◆ Task to carry out
Your answer must consist of every line from the data below that includes the word "Disclosure".

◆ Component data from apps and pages
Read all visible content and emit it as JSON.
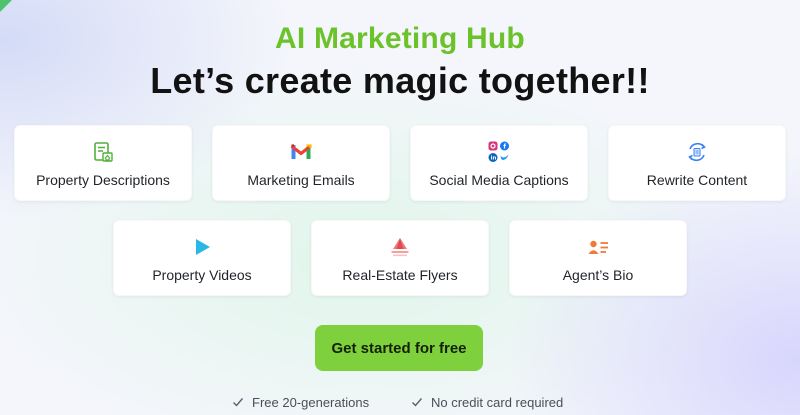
{
  "hero": {
    "title": "AI Marketing Hub",
    "subtitle": "Let’s create magic together!!"
  },
  "features": [
    {
      "label": "Property Descriptions",
      "icon": "document-home-icon"
    },
    {
      "label": "Marketing Emails",
      "icon": "gmail-icon"
    },
    {
      "label": "Social Media Captions",
      "icon": "social-media-icons"
    },
    {
      "label": "Rewrite Content",
      "icon": "rewrite-cycle-icon"
    },
    {
      "label": "Property Videos",
      "icon": "play-icon"
    },
    {
      "label": "Real-Estate Flyers",
      "icon": "flyer-icon"
    },
    {
      "label": "Agent’s Bio",
      "icon": "id-card-icon"
    }
  ],
  "cta": {
    "label": "Get started for free"
  },
  "perks": [
    {
      "label": "Free 20-generations"
    },
    {
      "label": "No credit card required"
    }
  ],
  "colors": {
    "accent": "#6cc22b",
    "cta": "#7ed13c",
    "headline": "#121212"
  }
}
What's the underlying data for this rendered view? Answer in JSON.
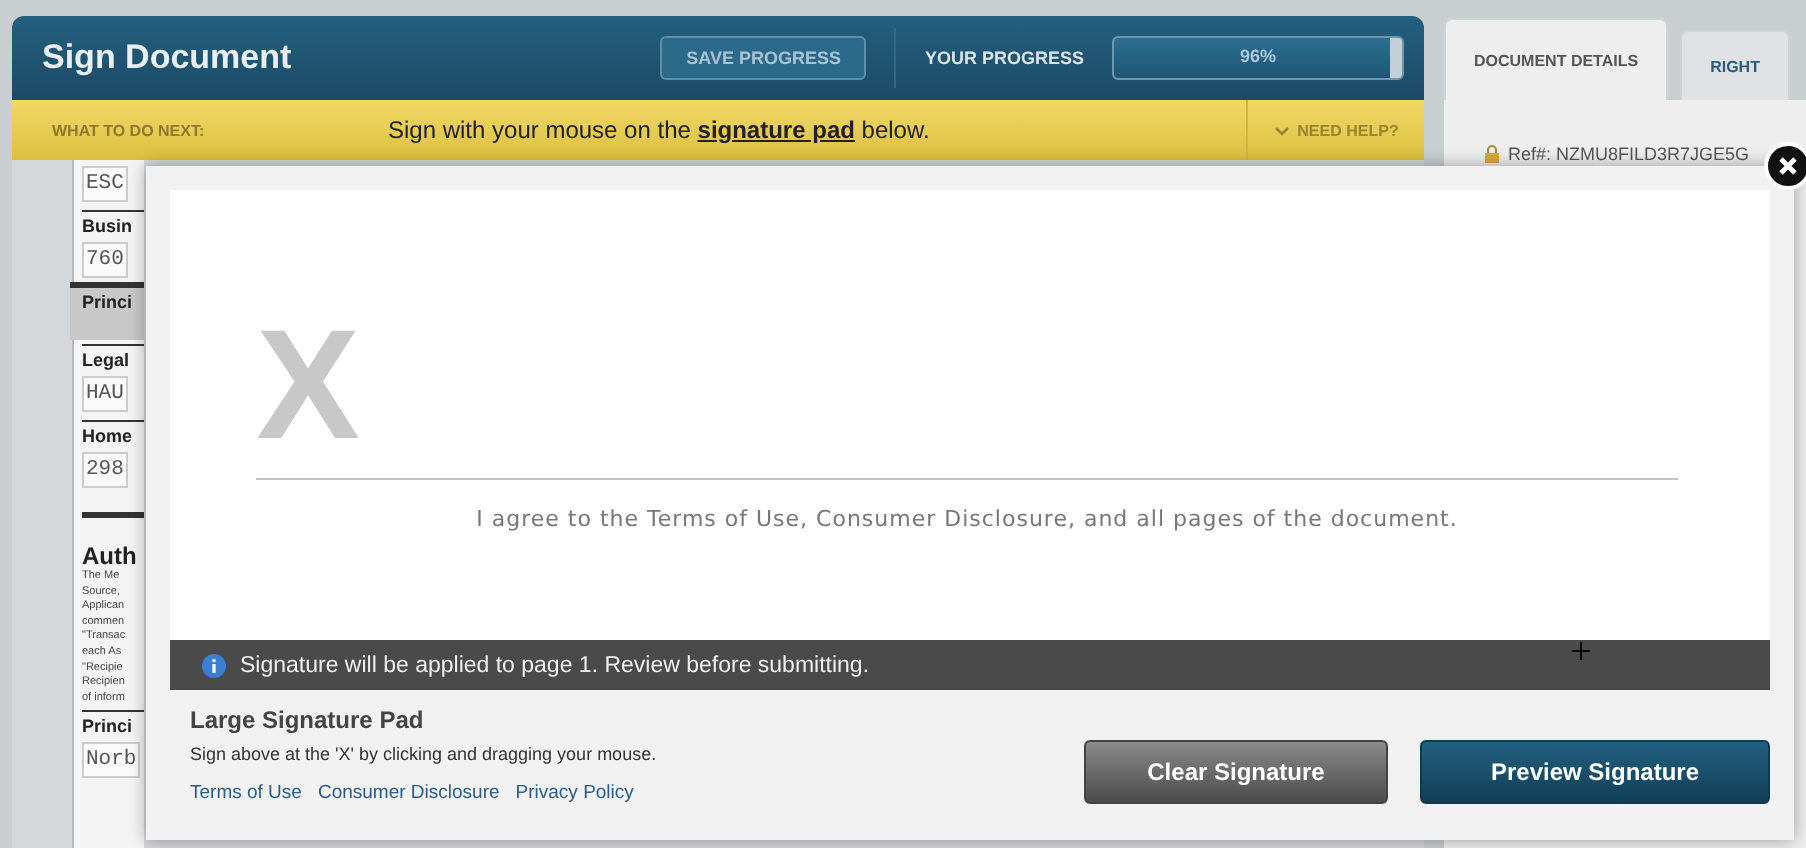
{
  "header": {
    "title": "Sign Document",
    "save_button": "SAVE PROGRESS",
    "progress_label": "YOUR PROGRESS",
    "progress": {
      "level": 0.96,
      "reading": "96%"
    }
  },
  "next_bar": {
    "label": "WHAT TO DO NEXT:",
    "instruction": {
      "before": "Sign with your mouse on the ",
      "link": "signature pad",
      "after": " below."
    },
    "help": "NEED HELP?"
  },
  "document": {
    "items": [
      {
        "kind": "value",
        "text": "ESC"
      },
      {
        "kind": "label",
        "text": "Busin"
      },
      {
        "kind": "value",
        "text": "760"
      },
      {
        "kind": "section",
        "text": "Princi"
      },
      {
        "kind": "label",
        "text": "Legal"
      },
      {
        "kind": "value",
        "text": "HAU"
      },
      {
        "kind": "label",
        "text": "Home"
      },
      {
        "kind": "value",
        "text": "298"
      },
      {
        "kind": "heading",
        "text": "Auth"
      },
      {
        "kind": "fine",
        "text": "The Me"
      },
      {
        "kind": "fine",
        "text": "Source,"
      },
      {
        "kind": "fine",
        "text": "Applican"
      },
      {
        "kind": "fine",
        "text": "commen"
      },
      {
        "kind": "fine",
        "text": "\"Transac"
      },
      {
        "kind": "fine",
        "text": "each As"
      },
      {
        "kind": "fine",
        "text": "\"Recipie"
      },
      {
        "kind": "fine",
        "text": "Recipien"
      },
      {
        "kind": "fine",
        "text": "of inform"
      },
      {
        "kind": "label",
        "text": "Princi"
      },
      {
        "kind": "value",
        "text": "Norb"
      }
    ]
  },
  "side_panel": {
    "tabs": [
      {
        "label": "DOCUMENT DETAILS",
        "selected": true
      },
      {
        "label": "RIGHT",
        "selected": false
      }
    ],
    "ref": "Ref#: NZMU8FILD3R7JGE5G"
  },
  "modal": {
    "mark": "X",
    "agreement": "I agree to the Terms of Use, Consumer Disclosure, and all pages of the document.",
    "notice": "Signature will be applied to page 1. Review before submitting.",
    "title": "Large Signature Pad",
    "hint": "Sign above at the 'X' by clicking and dragging your mouse.",
    "links": [
      "Terms of Use",
      "Consumer Disclosure",
      "Privacy Policy"
    ],
    "buttons": [
      {
        "label": "Clear Signature",
        "kind": "secondary"
      },
      {
        "label": "Preview Signature",
        "kind": "primary"
      }
    ]
  }
}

◆ Your response
    "agreement": "I agree to the Terms of Use, Consumer Disclosure, and all pages of the document.",
      "Consumer Disclosure",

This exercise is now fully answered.